Again, is this model perfect? No. And I don’t personally believe that Dartmouth will fall this far, but I do agree that they will take a step back.
There are also a lot of unknowns, particularly at goaltender. We’re projecting that the Big Green post an .895 save percentage. If the starter — say it’s freshman Clay Stevenson — posts a .915 save percentage instead, then Dartmouth would jump up to No. 49 in our rankings. It’s still not great, but it would only be a seven-spot drop from last season despite losing a sophomore who was a 21-goal scorer to the NHL.
59. Mercyhurst (+1 spot)
Last Season: 7.9 (60th)
Projected: 18.9 (59th)
The loss of Garett Metcalf can’t be understated, because he kept a bad team in a lot of games last season. The Lakers are going to need someone — and my guess is that it will be freshman Kyle McLellan — to step into that massive void.

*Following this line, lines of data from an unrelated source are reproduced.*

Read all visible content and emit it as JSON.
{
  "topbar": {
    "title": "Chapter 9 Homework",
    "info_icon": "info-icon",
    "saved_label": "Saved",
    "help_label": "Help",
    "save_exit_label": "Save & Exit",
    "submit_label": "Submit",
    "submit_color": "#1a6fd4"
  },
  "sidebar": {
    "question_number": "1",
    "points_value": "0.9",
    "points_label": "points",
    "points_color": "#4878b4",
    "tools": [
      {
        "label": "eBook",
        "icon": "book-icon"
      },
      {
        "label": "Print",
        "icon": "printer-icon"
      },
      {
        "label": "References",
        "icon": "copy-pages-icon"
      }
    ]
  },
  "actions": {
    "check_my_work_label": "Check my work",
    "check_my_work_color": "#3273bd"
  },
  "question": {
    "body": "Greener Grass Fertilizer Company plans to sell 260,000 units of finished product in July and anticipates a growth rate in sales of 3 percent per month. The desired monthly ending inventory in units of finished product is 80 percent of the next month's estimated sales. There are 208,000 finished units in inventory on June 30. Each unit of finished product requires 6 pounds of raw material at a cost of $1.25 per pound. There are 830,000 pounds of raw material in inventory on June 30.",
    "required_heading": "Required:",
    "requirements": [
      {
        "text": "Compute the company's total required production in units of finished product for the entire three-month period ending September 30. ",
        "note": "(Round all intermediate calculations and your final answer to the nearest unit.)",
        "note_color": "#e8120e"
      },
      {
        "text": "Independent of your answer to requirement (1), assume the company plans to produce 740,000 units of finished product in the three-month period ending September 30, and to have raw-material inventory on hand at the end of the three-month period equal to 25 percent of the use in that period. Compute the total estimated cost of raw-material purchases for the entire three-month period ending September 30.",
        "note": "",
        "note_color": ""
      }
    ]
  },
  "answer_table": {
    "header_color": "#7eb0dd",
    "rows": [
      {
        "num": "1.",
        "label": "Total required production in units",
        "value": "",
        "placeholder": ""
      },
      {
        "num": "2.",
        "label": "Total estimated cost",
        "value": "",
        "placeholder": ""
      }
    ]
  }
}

Elsewhere, Mercyhurst does return a little more than 80% of its scoring. The only problem is, they didn’t score a lot last season.
Still, our model predicts that the Lakers’ goal differential will improve a whopping 61 goals, from 68-158 (-90) to 90-109 (-29).
60. Canisius (-5 spots)
Last Season: 25.0 (55th)
Projected: 17.0 (60th)
Canisius returns 60.22% of its goals from last season, which is almost 12 percent less than the national average. The Griffins had a team save percentage of .890 last season but freshman Jacob Barczewski posted a .905 save percentage in his 28 starts. Our model projects that their save percentage will improve over last year, but it won’t be enough to bridge the gap with the lost scoring.
Canisius was outscored 93-122 last season and our model predicts that they’ll get outscored 78-131 this season (the model expects that, given the players lost, they’ll allow more shots this season which is why it’s projected that they’ll allow more goals despite improving overall save percentage). The model doesn’t account for ties, but did project that Canisius will finish with a 9-25-0 record, and last season the Griffins finished 10-26-6.
61. Long Island (n/a)
Last Season: n/a
Obviously, there’s no data on LIU, so they begin the season ranked No. 61 by default. But, there’s the potential for the Sharks to be better than last in their first season, and that’s all due to the work head coach Brett Riley put into assembling his roster.
Garett Metclaf is a more-than-capable goaltender who is used to being under siege, transferring in from a Mercyhurst program that allowed the most shots in the nation last season. In fact, all three of LIU’s goaltenders are transfers, so all of them have collegiate experience.
I wrote about Nolan McElhaney the other day, and I think he has the potential to be a stud for LIU if he can stay healthy and Mitch Meek brings a lot of experienced minutes to the defensive corps. as a grad transfer.
It feels like LIU has built its roster from the net out, which is obviously smart. Again, there’s no data to consider here, but I think they’ll have nights where they’ll cause problems for opponents. The question will just be whether or not they can score enough goals to cause those problems consistently.